Annan holds West African mini-summit over Côte d'Ivoire deadlock
West African leaders at a meeting convened by United Nations Secretary-General Kofi Annan have decided to bring the parties in Côte d'Ivoire together later this month in a bid to break the impasse in that country, a UN spokesperson reported today.
Leaders of nine West African States holding talks last night in Addis Ababa, Ethiopia, voiced concern about the stalemate in Côte d'Ivoire, spokesperson Marie Okabe said.
Speaking to reporters after the mini-summit, the Secretary-General said preparations would be made so that the 29 July meeting in Accra, Ghana, "will be concrete, constructive and we should be able to leave…with sure and real achievements."
The Security Council has authorized a peacekeeping operation for Côte d'Ivoire with nearly 7,000 UN personnel to monitor the country's comprehensive ceasefire agreement.
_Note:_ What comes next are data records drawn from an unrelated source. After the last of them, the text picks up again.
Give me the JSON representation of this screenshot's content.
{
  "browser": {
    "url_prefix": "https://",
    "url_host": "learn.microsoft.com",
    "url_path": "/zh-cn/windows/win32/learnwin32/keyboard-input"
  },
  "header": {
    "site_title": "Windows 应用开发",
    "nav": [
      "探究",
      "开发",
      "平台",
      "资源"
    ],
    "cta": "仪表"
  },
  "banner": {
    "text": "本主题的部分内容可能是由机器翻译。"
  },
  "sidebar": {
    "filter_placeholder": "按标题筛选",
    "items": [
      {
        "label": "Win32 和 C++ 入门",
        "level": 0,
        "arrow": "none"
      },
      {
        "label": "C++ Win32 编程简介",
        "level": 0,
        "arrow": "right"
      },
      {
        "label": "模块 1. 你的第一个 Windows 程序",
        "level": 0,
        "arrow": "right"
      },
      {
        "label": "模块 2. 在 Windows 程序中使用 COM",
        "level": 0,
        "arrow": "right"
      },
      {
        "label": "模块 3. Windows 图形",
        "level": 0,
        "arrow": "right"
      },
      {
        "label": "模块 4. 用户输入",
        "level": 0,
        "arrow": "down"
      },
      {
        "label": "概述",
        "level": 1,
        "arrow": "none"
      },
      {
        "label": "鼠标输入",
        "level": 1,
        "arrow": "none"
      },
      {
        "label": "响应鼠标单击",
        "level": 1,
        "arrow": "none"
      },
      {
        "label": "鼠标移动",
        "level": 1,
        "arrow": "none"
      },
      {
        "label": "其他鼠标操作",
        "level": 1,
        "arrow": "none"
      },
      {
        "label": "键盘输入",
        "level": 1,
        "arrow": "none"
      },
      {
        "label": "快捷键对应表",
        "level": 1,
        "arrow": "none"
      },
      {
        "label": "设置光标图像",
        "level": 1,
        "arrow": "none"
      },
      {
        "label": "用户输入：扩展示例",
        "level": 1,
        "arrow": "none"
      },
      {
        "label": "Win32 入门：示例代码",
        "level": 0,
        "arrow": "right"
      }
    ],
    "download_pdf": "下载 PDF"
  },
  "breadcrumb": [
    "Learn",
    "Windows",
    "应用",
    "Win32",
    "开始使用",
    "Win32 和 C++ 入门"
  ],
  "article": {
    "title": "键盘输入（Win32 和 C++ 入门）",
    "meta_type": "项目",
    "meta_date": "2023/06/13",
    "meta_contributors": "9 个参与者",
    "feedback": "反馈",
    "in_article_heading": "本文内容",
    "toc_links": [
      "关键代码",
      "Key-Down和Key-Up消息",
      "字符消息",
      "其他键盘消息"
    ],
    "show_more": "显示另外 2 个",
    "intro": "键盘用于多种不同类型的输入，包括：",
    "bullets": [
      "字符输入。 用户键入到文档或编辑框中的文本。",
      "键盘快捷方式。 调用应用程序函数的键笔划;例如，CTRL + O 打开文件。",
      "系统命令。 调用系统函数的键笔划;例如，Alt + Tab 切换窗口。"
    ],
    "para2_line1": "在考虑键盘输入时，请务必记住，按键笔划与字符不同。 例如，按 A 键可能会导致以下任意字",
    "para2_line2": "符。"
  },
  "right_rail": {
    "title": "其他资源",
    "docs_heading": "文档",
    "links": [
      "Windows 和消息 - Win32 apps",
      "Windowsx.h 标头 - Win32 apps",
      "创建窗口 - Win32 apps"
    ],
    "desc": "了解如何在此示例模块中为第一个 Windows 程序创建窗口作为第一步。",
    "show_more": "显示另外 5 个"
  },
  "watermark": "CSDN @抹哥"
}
A Security Council delegation visiting the West African country last month asked President Laurent Gbagbo and Prime Minister Seydou Elimane Diarra why national reconciliation was running into obstacles.
The Office of the UN High Commissioner for Human Rights has established an Independent Commission of Inquiry to investigate claims of serious human rights violations between mid-September 2002 and the signing of the Linas-Marcoussis peace agreement in January 2003.
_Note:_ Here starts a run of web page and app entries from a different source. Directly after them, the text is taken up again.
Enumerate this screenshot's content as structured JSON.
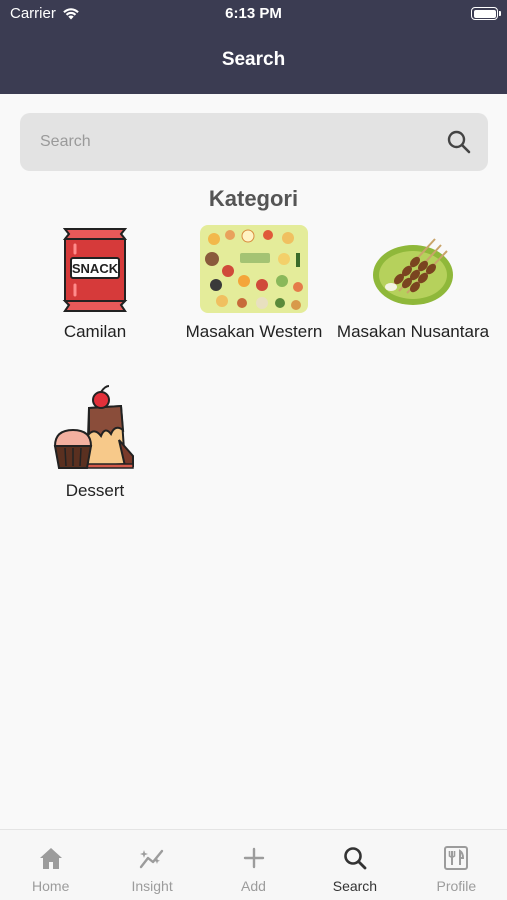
{
  "status_bar": {
    "carrier": "Carrier",
    "time": "6:13 PM"
  },
  "header": {
    "title": "Search"
  },
  "search": {
    "placeholder": "Search",
    "value": ""
  },
  "section": {
    "title": "Kategori"
  },
  "categories": [
    {
      "label": "Camilan",
      "image_icon": "snack-bag-icon"
    },
    {
      "label": "Masakan Western",
      "image_icon": "western-food-collage-image"
    },
    {
      "label": "Masakan Nusantara",
      "image_icon": "satay-plate-image"
    },
    {
      "label": "Dessert",
      "image_icon": "cake-cupcake-icon"
    }
  ],
  "snack_text": "SNACK",
  "tabs": [
    {
      "label": "Home",
      "icon": "home-icon",
      "active": false
    },
    {
      "label": "Insight",
      "icon": "insight-icon",
      "active": false
    },
    {
      "label": "Add",
      "icon": "plus-icon",
      "active": false
    },
    {
      "label": "Search",
      "icon": "search-icon",
      "active": true
    },
    {
      "label": "Profile",
      "icon": "restaurant-icon",
      "active": false
    }
  ],
  "colors": {
    "header_bg": "#3b3c52",
    "active_tab": "#333333",
    "inactive_tab": "#9c9c9c"
  }
}
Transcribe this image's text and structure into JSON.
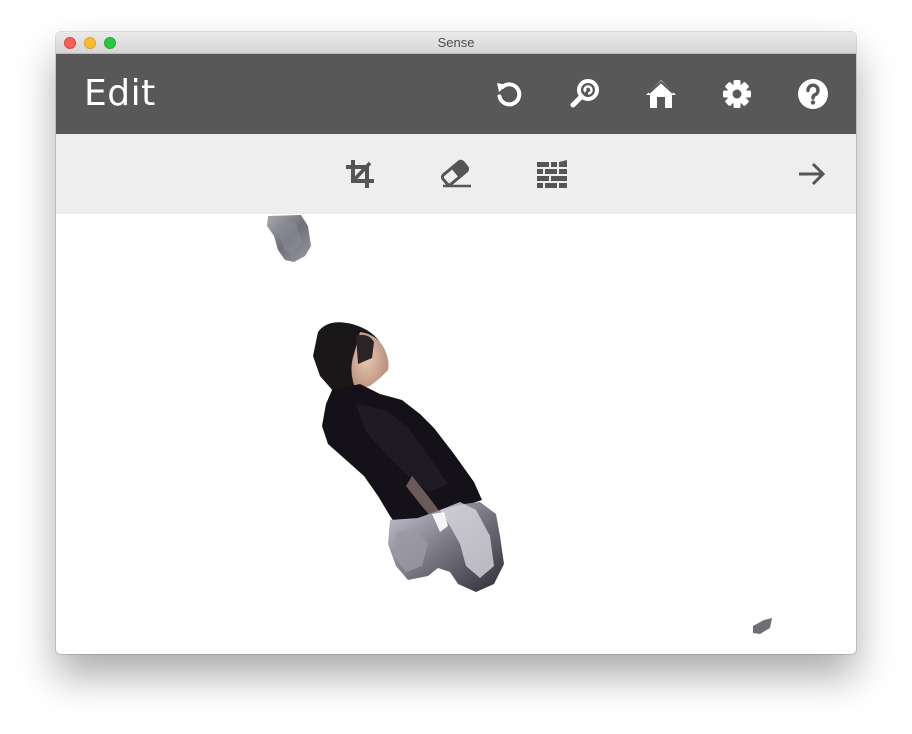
{
  "window": {
    "title": "Sense"
  },
  "header": {
    "title": "Edit",
    "buttons": [
      {
        "name": "undo",
        "icon": "undo-icon"
      },
      {
        "name": "zoom",
        "icon": "zoom-search-icon"
      },
      {
        "name": "home",
        "icon": "home-icon"
      },
      {
        "name": "settings",
        "icon": "gear-icon"
      },
      {
        "name": "help",
        "icon": "help-icon"
      }
    ]
  },
  "toolbar": {
    "tools": [
      {
        "name": "crop",
        "icon": "crop-icon"
      },
      {
        "name": "erase",
        "icon": "eraser-icon"
      },
      {
        "name": "solidify",
        "icon": "brick-wall-icon"
      }
    ],
    "next": {
      "icon": "arrow-right-icon"
    }
  },
  "colors": {
    "header_bg": "#585858",
    "toolbar_bg": "#eeeeee",
    "icon_light": "#ffffff",
    "icon_dark": "#555555"
  }
}
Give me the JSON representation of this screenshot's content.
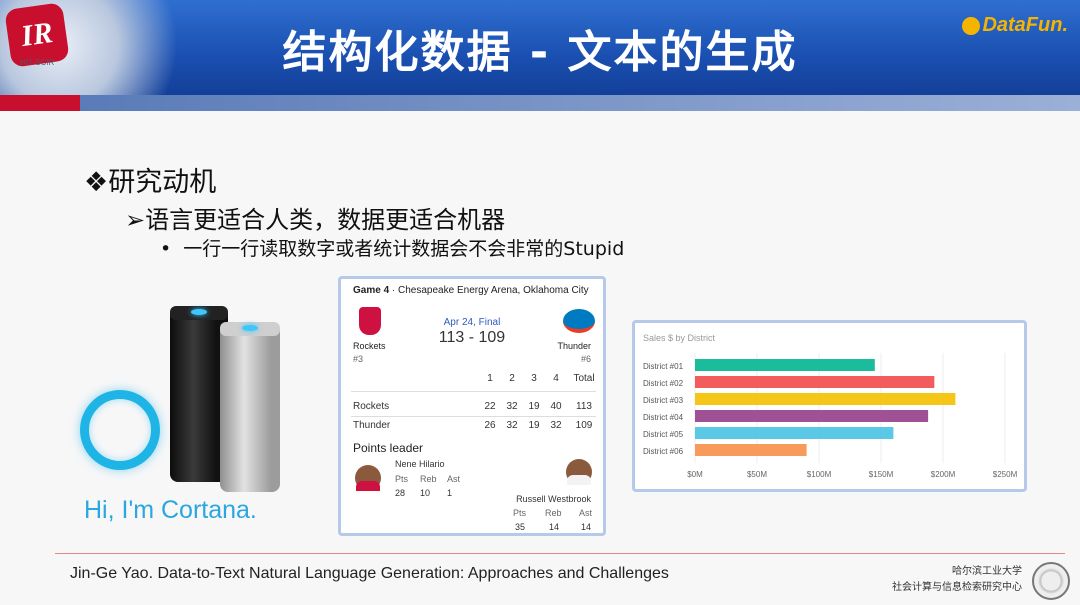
{
  "header": {
    "title": "结构化数据 - 文本的生成",
    "brand": "DataFun.",
    "logo_text": "IR",
    "logo_sub": "HIT-SCIR"
  },
  "content": {
    "heading": "❖研究动机",
    "subheading": "➢语言更适合人类，数据更适合机器",
    "bullet": "一行一行读取数字或者统计数据会不会非常的Stupid"
  },
  "cortana": {
    "text": "Hi, I'm Cortana."
  },
  "game": {
    "game_label": "Game 4",
    "venue": " · Chesapeake Energy Arena, Oklahoma City",
    "date": "Apr 24, Final",
    "score": "113 - 109",
    "home": {
      "name": "Rockets",
      "seed": "#3"
    },
    "away": {
      "name": "Thunder",
      "seed": "#6"
    },
    "quarter_headers": [
      "1",
      "2",
      "3",
      "4",
      "Total"
    ],
    "rows": [
      {
        "team": "Rockets",
        "scores": [
          "22",
          "32",
          "19",
          "40",
          "113"
        ]
      },
      {
        "team": "Thunder",
        "scores": [
          "26",
          "32",
          "19",
          "32",
          "109"
        ]
      }
    ],
    "points_leader_label": "Points leader",
    "leader1": {
      "name": "Nene Hilario",
      "cols": [
        "Pts",
        "Reb",
        "Ast"
      ],
      "vals": [
        "28",
        "10",
        "1"
      ]
    },
    "leader2": {
      "name": "Russell Westbrook",
      "cols": [
        "Pts",
        "Reb",
        "Ast"
      ],
      "vals": [
        "35",
        "14",
        "14"
      ]
    }
  },
  "chart_data": {
    "type": "bar",
    "orientation": "horizontal",
    "title": "Sales $ by District",
    "categories": [
      "District #01",
      "District #02",
      "District #03",
      "District #04",
      "District #05",
      "District #06"
    ],
    "values": [
      145,
      193,
      210,
      188,
      160,
      90
    ],
    "unit": "$M",
    "xlim": [
      0,
      250
    ],
    "xticks": [
      "$0M",
      "$50M",
      "$100M",
      "$150M",
      "$200M",
      "$250M"
    ],
    "colors": [
      "#1abc9c",
      "#f25c5c",
      "#f5c518",
      "#a05195",
      "#5bc8e6",
      "#f89b5a"
    ],
    "grid": true
  },
  "footer": {
    "citation": "Jin-Ge Yao. Data-to-Text Natural Language Generation: Approaches and Challenges",
    "school_line1": "哈尔滨工业大学",
    "school_line2": "社会计算与信息检索研究中心"
  }
}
An earlier report on alleged atrocities committed during demonstrations in the major city, Abidjan, and the capital, Yamoussoukro, was issued late last March.